In my 23-year career as a lawyer no case has had more impact on the criminal justice system than the U.S. Supreme Court’s decision in Crawford v. Washington. That case radically revamped the analysis that applies for confrontation clause issues, holding that “testimonial” statements by people who don’t testify at trial are not admissible unless the prosecution establishes both unavailability and a prior opportunity to cross-examine. More than 10 year after Crawford, courts are still struggling with the meaning of the key term “testimonial.” In one recent case the Court of Appeals had to decide whether DMV records are testimonial under the new Crawford analysis.
The case was State v. Clark, decided on July 7, 2015. In Clark, the defendant was charged with driving while license revoked. At trial the State introduced, over the defendant’s objection, several DMV records to prove that the defendant’s license was revoked and that he knew that to be the case. Specifically, the State introduced a copy of the defendant’s driving record certified by the DMV Commissioner; two orders indefinitely suspending his drivers’ license; and a document attached to the suspension orders and signed by a DMV employee and the DMV Commissioner. In the last document, the DMV employee certified that the suspension orders were mailed to the defendant on the dates as stated in the orders, and the DMV Commissioner certified that the orders were accurate copies of the records on file with DMV. The defendant was convicted and he appealed, arguing that because neither the DMV Commissioner nor the DMV employee testified at trial, introduction of those records violated his confrontation rights under Crawford.
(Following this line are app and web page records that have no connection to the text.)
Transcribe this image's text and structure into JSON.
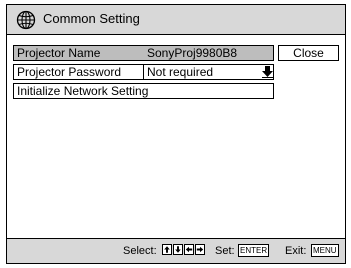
{
  "window": {
    "title": "Common Setting",
    "title_icon": "globe-icon"
  },
  "rows": {
    "projector_name": {
      "label": "Projector Name",
      "value": "SonyProj9980B8"
    },
    "projector_password": {
      "label": "Projector Password",
      "value": "Not required"
    },
    "initialize_network": {
      "label": "Initialize Network Setting"
    }
  },
  "buttons": {
    "close_label": "Close"
  },
  "footer": {
    "select_label": "Select:",
    "set_label": "Set:",
    "set_key": "ENTER",
    "exit_label": "Exit:",
    "exit_key": "MENU",
    "select_keys": [
      "up-arrow-key-icon",
      "down-arrow-key-icon",
      "left-arrow-key-icon",
      "right-arrow-key-icon"
    ]
  },
  "colors": {
    "title_bg": "#d8d8d8",
    "highlight_row": "#bdbdbd"
  }
}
Noting that the North Carolina appellate courts “have recognized that certain records kept by State agencies are admissible in criminal prosecutions where the record was not created in contemplation of being used in a criminal trial,” the court acknowledged that the issue before it was one of first impression. Surveying cases decided in other jurisdictions, the court noted that records created and maintained by state driving license agencies as part of their regular administration and in compliance with governing law have been held to be non-testimonial but that records created for the purpose of proving a fact in a criminal trial have been held to be testimonial. Turning to the records at issue, held:
[N]one of these records were create[d] … for the sole purpose of providing evidence against a defendant. Instead, the records were created by DMV during the routine administration of its affairs and in compliance with its statutory obligations to maintain records of drivers’ license revocations and to provide notice to motorists whose driving privileges have been revoked.
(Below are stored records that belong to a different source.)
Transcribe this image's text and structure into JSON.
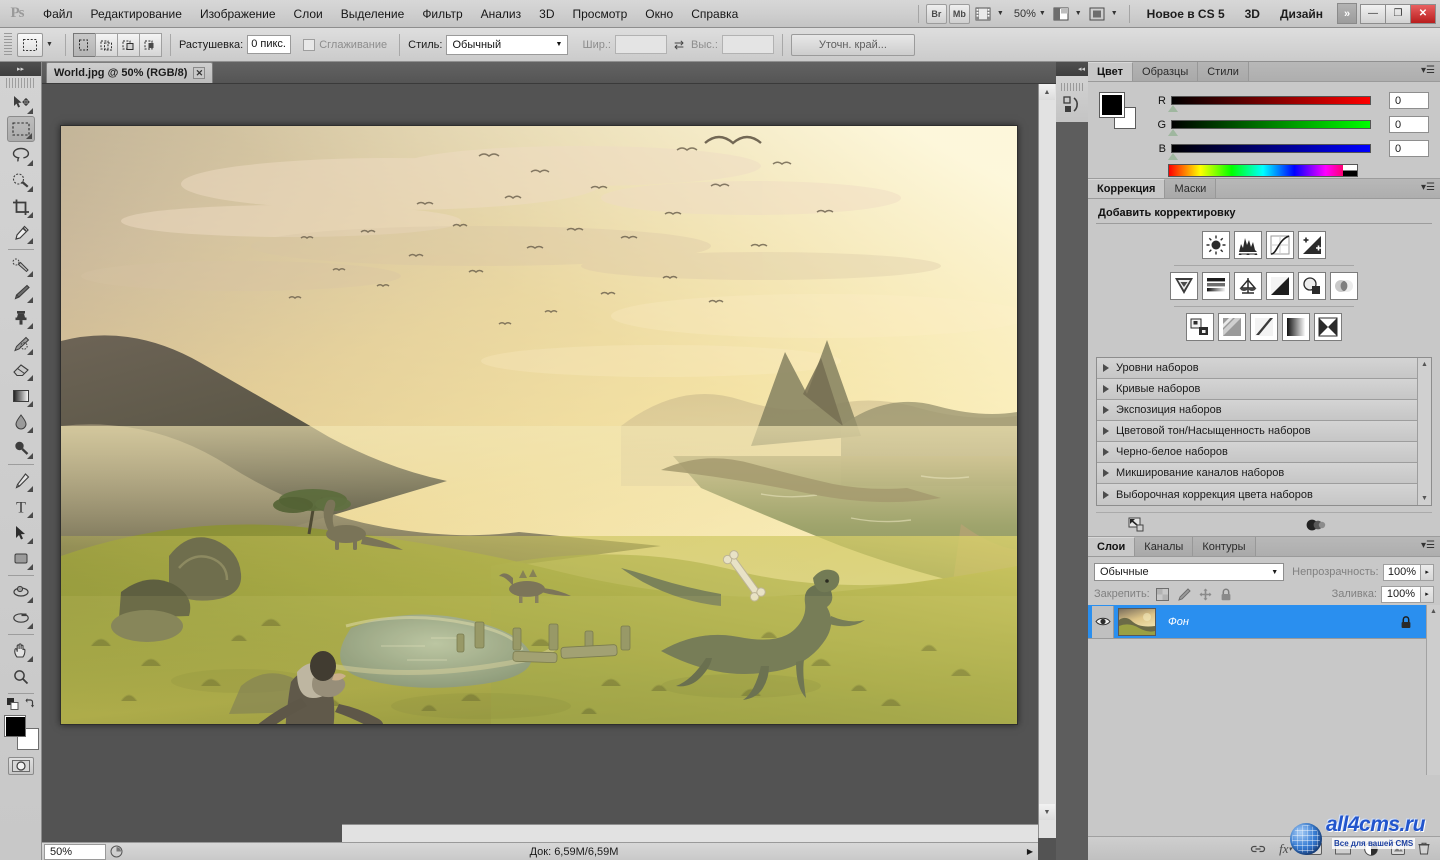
{
  "app": {
    "logo": "Ps",
    "menu": [
      "Файл",
      "Редактирование",
      "Изображение",
      "Слои",
      "Выделение",
      "Фильтр",
      "Анализ",
      "3D",
      "Просмотр",
      "Окно",
      "Справка"
    ],
    "quick_buttons": [
      {
        "name": "bridge",
        "label": "Br"
      },
      {
        "name": "mini-bridge",
        "label": "Mb"
      }
    ],
    "view_extras_label": "",
    "zoom_level": "50%",
    "workspaces": [
      "Новое в CS 5",
      "3D",
      "Дизайн"
    ],
    "more_workspaces": "»",
    "window_buttons": {
      "minimize": "—",
      "restore": "❐",
      "close": "✕"
    }
  },
  "options_bar": {
    "feather_label": "Растушевка:",
    "feather_value": "0 пикс.",
    "antialias_label": "Сглаживание",
    "style_label": "Стиль:",
    "style_value": "Обычный",
    "width_label": "Шир.:",
    "width_value": "",
    "height_label": "Выс.:",
    "height_value": "",
    "refine_edge_label": "Уточн. край..."
  },
  "toolbar": {
    "tools": [
      {
        "name": "move-tool",
        "label": "Перемещение"
      },
      {
        "name": "rectangular-marquee-tool",
        "label": "Прямоугольная область",
        "active": true
      },
      {
        "name": "lasso-tool",
        "label": "Лассо"
      },
      {
        "name": "quick-selection-tool",
        "label": "Быстрое выделение"
      },
      {
        "name": "crop-tool",
        "label": "Рамка"
      },
      {
        "name": "eyedropper-tool",
        "label": "Пипетка"
      },
      {
        "name": "healing-brush-tool",
        "label": "Восстанавливающая кисть"
      },
      {
        "name": "brush-tool",
        "label": "Кисть"
      },
      {
        "name": "clone-stamp-tool",
        "label": "Штамп"
      },
      {
        "name": "history-brush-tool",
        "label": "Архивная кисть"
      },
      {
        "name": "eraser-tool",
        "label": "Ластик"
      },
      {
        "name": "gradient-tool",
        "label": "Градиент"
      },
      {
        "name": "blur-tool",
        "label": "Размытие"
      },
      {
        "name": "dodge-tool",
        "label": "Осветлитель"
      },
      {
        "name": "pen-tool",
        "label": "Перо"
      },
      {
        "name": "type-tool",
        "label": "Текст"
      },
      {
        "name": "path-selection-tool",
        "label": "Выделение контура"
      },
      {
        "name": "rectangle-shape-tool",
        "label": "Прямоугольник"
      },
      {
        "name": "rotate-3d-object-tool",
        "label": "Поворот 3D-объекта"
      },
      {
        "name": "rotate-3d-camera-tool",
        "label": "Поворот 3D-камеры"
      },
      {
        "name": "hand-tool",
        "label": "Рука"
      },
      {
        "name": "zoom-tool",
        "label": "Масштаб"
      }
    ],
    "foreground_color": "#000000",
    "background_color": "#ffffff",
    "quick_mask_label": "Быстрая маска"
  },
  "document": {
    "tab_title": "World.jpg @ 50% (RGB/8)",
    "close_glyph": "✕",
    "status_zoom": "50%",
    "status_info": "Док: 6,59M/6,59M"
  },
  "color_panel": {
    "tabs": [
      "Цвет",
      "Образцы",
      "Стили"
    ],
    "selected_tab": "Цвет",
    "channels": [
      {
        "label": "R",
        "value": "0"
      },
      {
        "label": "G",
        "value": "0"
      },
      {
        "label": "B",
        "value": "0"
      }
    ]
  },
  "adjustments_panel": {
    "tabs": [
      "Коррекция",
      "Маски"
    ],
    "selected_tab": "Коррекция",
    "title": "Добавить корректировку",
    "buttons_row1": [
      "brightness-contrast-icon",
      "levels-icon",
      "curves-icon",
      "exposure-icon"
    ],
    "buttons_row2": [
      "vibrance-icon",
      "hue-saturation-icon",
      "color-balance-icon",
      "black-white-icon",
      "photo-filter-icon",
      "channel-mixer-icon"
    ],
    "buttons_row3": [
      "invert-icon",
      "posterize-icon",
      "threshold-icon",
      "gradient-map-icon",
      "selective-color-icon"
    ],
    "presets": [
      "Уровни наборов",
      "Кривые наборов",
      "Экспозиция наборов",
      "Цветовой тон/Насыщенность наборов",
      "Черно-белое наборов",
      "Микширование каналов наборов",
      "Выборочная коррекция цвета наборов"
    ],
    "footer_icons": [
      "clip-to-layer-icon",
      "toggle-visibility-icon"
    ]
  },
  "layers_panel": {
    "tabs": [
      "Слои",
      "Каналы",
      "Контуры"
    ],
    "selected_tab": "Слои",
    "blend_mode": "Обычные",
    "opacity_label": "Непрозрачность:",
    "opacity_value": "100%",
    "lock_label": "Закрепить:",
    "fill_label": "Заливка:",
    "fill_value": "100%",
    "lock_icons": [
      "lock-transparency-icon",
      "lock-image-icon",
      "lock-position-icon",
      "lock-all-icon"
    ],
    "layers": [
      {
        "name": "Фон",
        "visible": true,
        "locked": true,
        "selected": true
      }
    ],
    "footer_icons": [
      "link-layers-icon",
      "layer-style-fx-icon",
      "layer-mask-icon",
      "new-group-icon",
      "new-adjustment-icon",
      "new-layer-icon",
      "delete-layer-icon"
    ]
  },
  "watermark": {
    "site": "all4cms.ru",
    "tagline": "Все для вашей CMS",
    "icon": "globe-icon",
    "color": "#2255cc"
  },
  "colors": {
    "chrome": "#c8c8c8",
    "canvas_bg": "#535353",
    "selection_blue": "#2a8fef",
    "close_red": "#b81d1d"
  }
}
(quotation and citation omitted). Therefore, the court held, the documents were non-testimonial and not covered by the Crawford rule.
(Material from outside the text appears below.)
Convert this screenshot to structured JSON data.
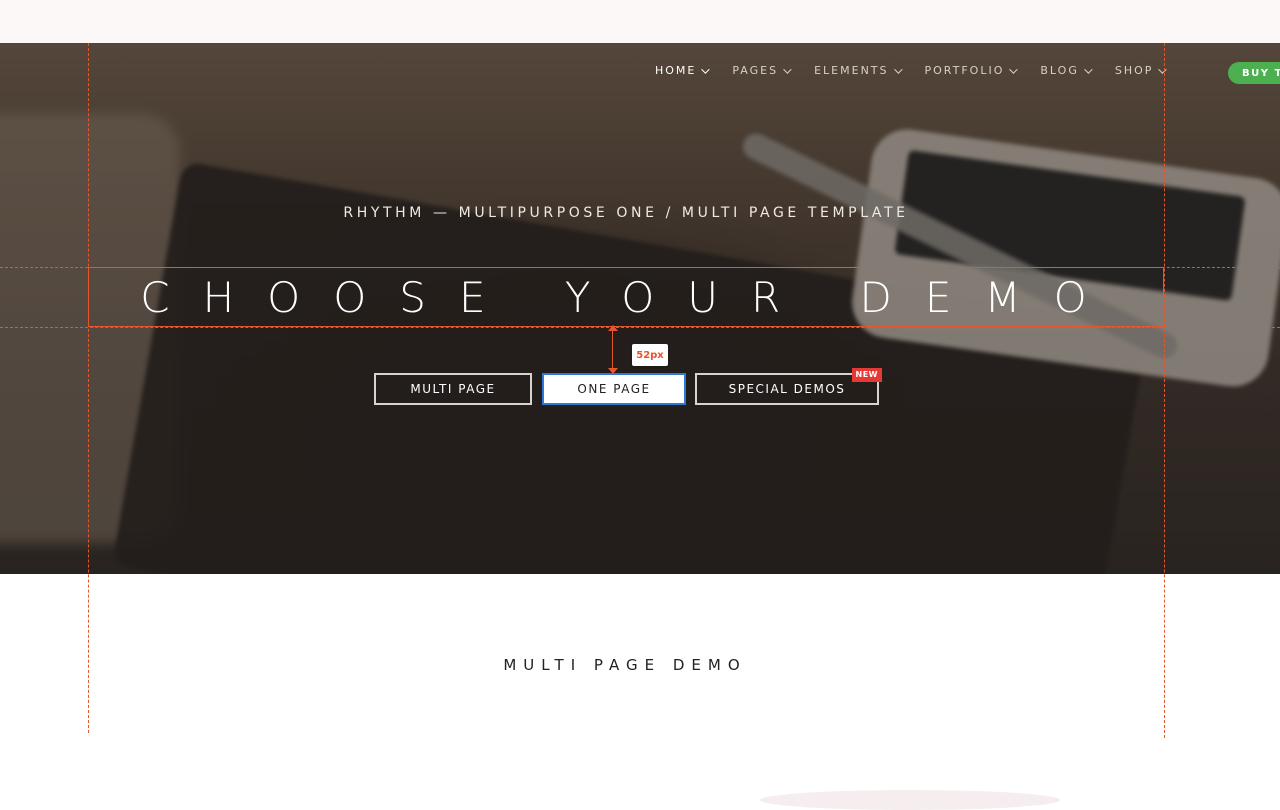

Given the number of motor vehicle cases prosecuted in our state courts, I’m surprised that it took this long for the issue to get before the court. Folks should be careful however not to treat Clark as a blanket ruling at all DMV records are non-testimonial. I think the opinion—and U.S. Supreme Court case law—is clear that a document created for the primary purpose of establishing a past fact relevant to a criminal prosecution would be testimonial. See, e.g., Ohio v. Clark, 576 U.S. __, 135 S. Ct. 2173 (2015) (reaffirming the validity of the Davis primary purpose test). For a discussion of other business records that have been evaluated under the new Crawford test, see my judge’s benchbook chapter, A Guide to Crawford and the Confrontation Clause, here.